PROBLEM:
Where a line of the entries below includes the string "location", count it. Give only the resulting number.

RECORDS FOR PROCESSING Block Start

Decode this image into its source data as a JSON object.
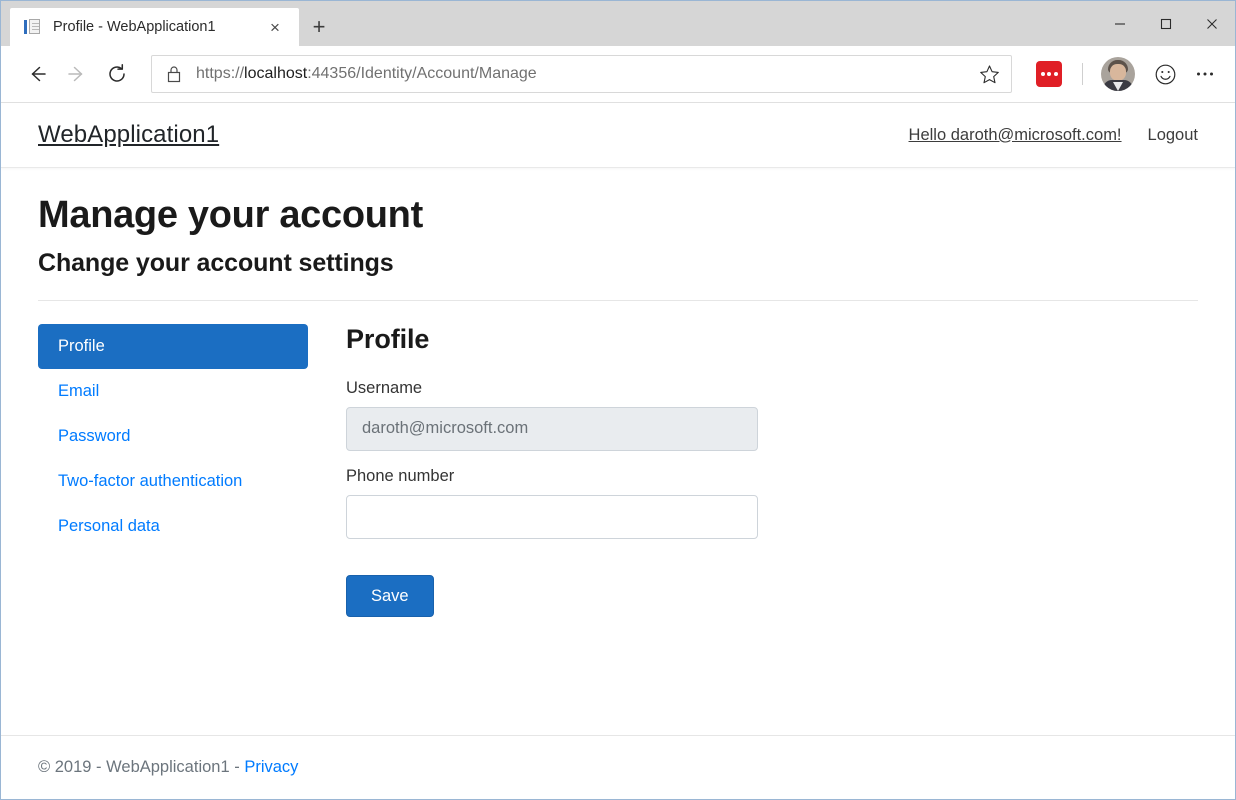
{
  "browser": {
    "tab": {
      "title": "Profile - WebApplication1",
      "favicon": "document-icon",
      "close_label": "×"
    },
    "new_tab_label": "+",
    "window_controls": {
      "minimize": "minimize-icon",
      "maximize": "maximize-icon",
      "close": "close-icon"
    },
    "toolbar": {
      "back": "back-arrow-icon",
      "forward": "forward-arrow-icon",
      "refresh": "refresh-icon",
      "lock": "lock-icon",
      "url_scheme": "https://",
      "url_host": "localhost",
      "url_path": ":44356/Identity/Account/Manage",
      "url_full": "https://localhost:44356/Identity/Account/Manage",
      "favorites": "star-icon",
      "extension": "extension-dots-icon",
      "profile": "user-avatar",
      "feedback": "smiley-icon",
      "settings": "more-options-icon"
    }
  },
  "site": {
    "brand": "WebApplication1",
    "greeting": "Hello daroth@microsoft.com!",
    "logout_label": "Logout"
  },
  "page": {
    "heading": "Manage your account",
    "subheading": "Change your account settings"
  },
  "sidenav": {
    "items": [
      {
        "label": "Profile",
        "active": true
      },
      {
        "label": "Email",
        "active": false
      },
      {
        "label": "Password",
        "active": false
      },
      {
        "label": "Two-factor authentication",
        "active": false
      },
      {
        "label": "Personal data",
        "active": false
      }
    ]
  },
  "form": {
    "title": "Profile",
    "username_label": "Username",
    "username_value": "daroth@microsoft.com",
    "phone_label": "Phone number",
    "phone_value": "",
    "phone_placeholder": "",
    "save_label": "Save"
  },
  "footer": {
    "copyright": "© 2019 - WebApplication1 - ",
    "privacy_label": "Privacy"
  },
  "colors": {
    "primary": "#1b6ec2",
    "link": "#007bff",
    "extension_red": "#e01f26",
    "disabled_bg": "#e9ecef"
  }
}
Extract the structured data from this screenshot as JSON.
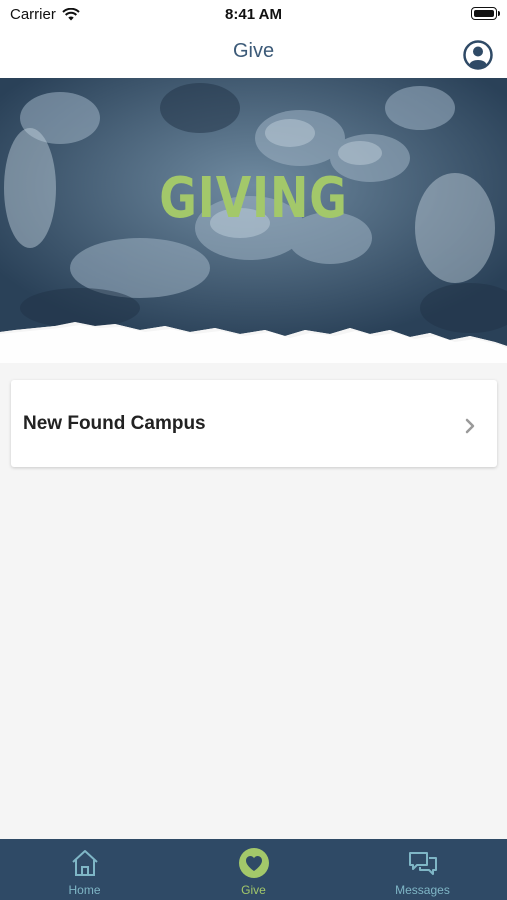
{
  "status_bar": {
    "carrier": "Carrier",
    "time": "8:41 AM"
  },
  "nav": {
    "title": "Give",
    "profile_icon": "person-circle-icon"
  },
  "hero": {
    "title": "GIVING"
  },
  "campuses": [
    {
      "name": "New Found Campus"
    }
  ],
  "tabs": [
    {
      "label": "Home",
      "icon": "home-icon"
    },
    {
      "label": "Give",
      "icon": "heart-icon",
      "active": true
    },
    {
      "label": "Messages",
      "icon": "chat-bubbles-icon"
    }
  ],
  "colors": {
    "primary": "#2f4a66",
    "accent": "#a3c86a",
    "tab_inactive": "#7fb6c6",
    "nav_title": "#3c5a78"
  }
}
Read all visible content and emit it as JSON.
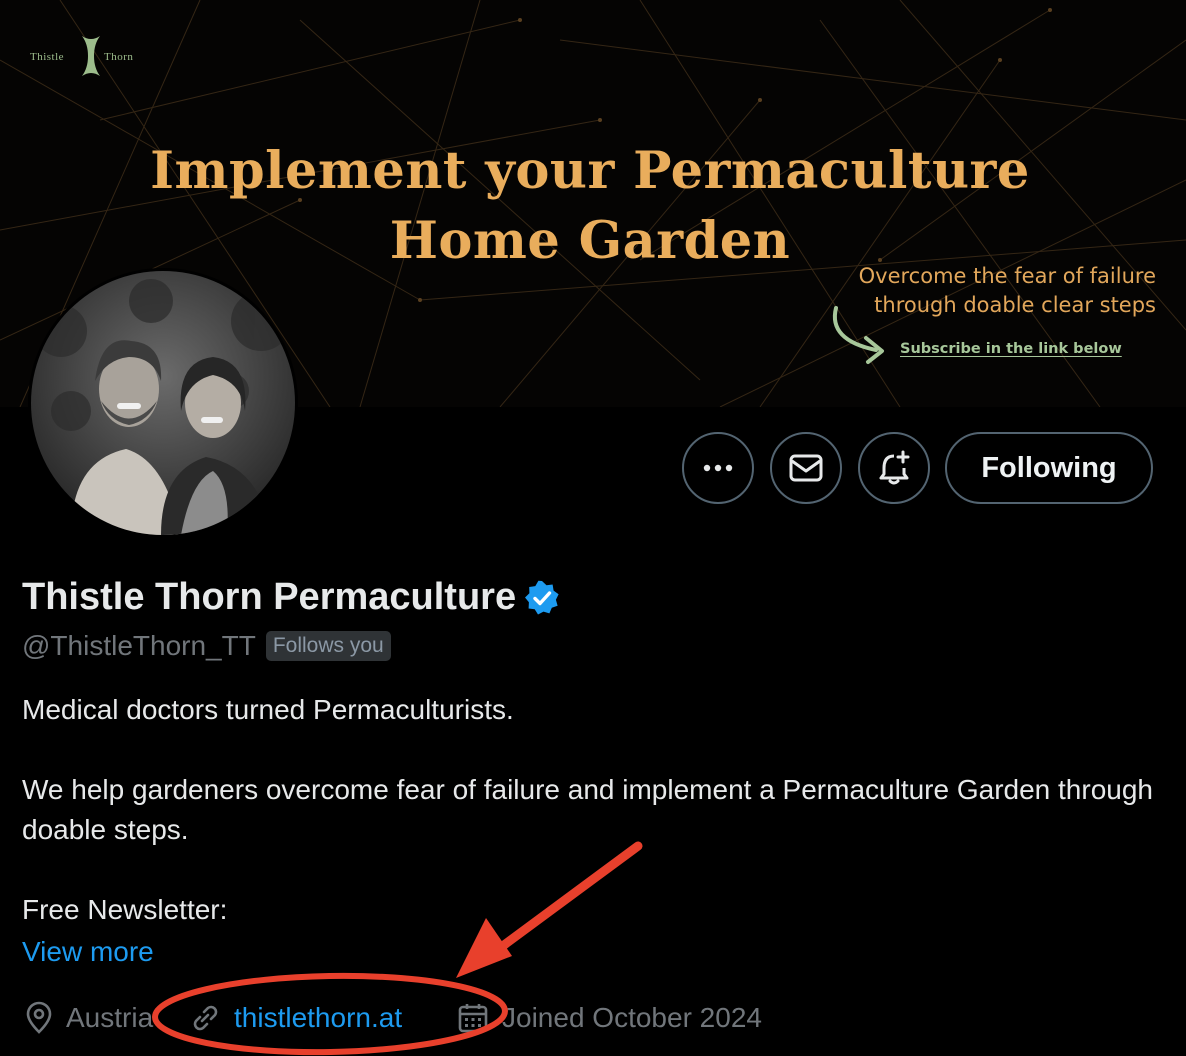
{
  "banner": {
    "logo_left": "Thistle",
    "logo_right": "Thorn",
    "headline_line1": "Implement your Permaculture",
    "headline_line2": "Home Garden",
    "tagline_line1": "Overcome the fear of failure",
    "tagline_line2": "through doable clear steps",
    "subscribe_text": "Subscribe in the link below"
  },
  "actions": {
    "more_icon": "more-horizontal-icon",
    "message_icon": "envelope-icon",
    "notify_icon": "bell-plus-icon",
    "following_label": "Following"
  },
  "profile": {
    "display_name": "Thistle Thorn Permaculture",
    "verified_icon": "verified-badge-icon",
    "handle": "@ThistleThorn_TT",
    "follows_you": "Follows you",
    "bio_line1": "Medical doctors turned Permaculturists.",
    "bio_line2": "We help gardeners overcome fear of failure and implement a Permaculture Garden through doable steps.",
    "bio_line3": "Free Newsletter:",
    "view_more": "View more",
    "location": "Austria",
    "location_icon": "location-pin-icon",
    "website": "thistlethorn.at",
    "website_icon": "link-icon",
    "joined": "Joined October 2024",
    "joined_icon": "calendar-icon"
  },
  "colors": {
    "headline": "#e9ad5c",
    "accent_green": "#a7c79a",
    "link_blue": "#1d9bf0",
    "annotation_red": "#e8402c"
  }
}
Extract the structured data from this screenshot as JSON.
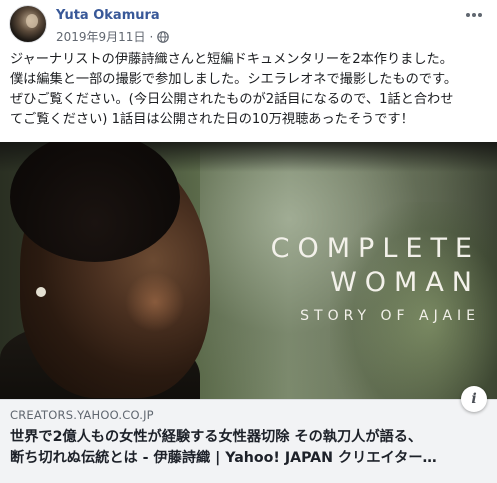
{
  "post": {
    "author": "Yuta Okamura",
    "date": "2019年9月11日",
    "separator": "·",
    "body_lines": [
      "ジャーナリストの伊藤詩織さんと短編ドキュメンタリーを2本作りました。",
      "僕は編集と一部の撮影で参加しました。シエラレオネで撮影したものです。",
      "ぜひご覧ください。(今日公開されたものが2話目になるので、1話と合わせ",
      "てご覧ください) 1話目は公開された日の10万視聴あったそうです！"
    ]
  },
  "media": {
    "title_line1": "COMPLETE",
    "title_line2": "WOMAN",
    "subtitle": "STORY OF AJAIE"
  },
  "link": {
    "domain": "CREATORS.YAHOO.CO.JP",
    "title_lines": [
      "世界で2億人もの女性が経験する女性器切除 その執刀人が語る、",
      "断ち切れぬ伝統とは - 伊藤詩織 | Yahoo! JAPAN クリエイター…"
    ],
    "info_label": "i"
  },
  "icons": {
    "globe": "globe-icon",
    "more": "more-options-icon",
    "info": "info-icon"
  }
}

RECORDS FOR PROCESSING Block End

SOLVED EXERCISE:
2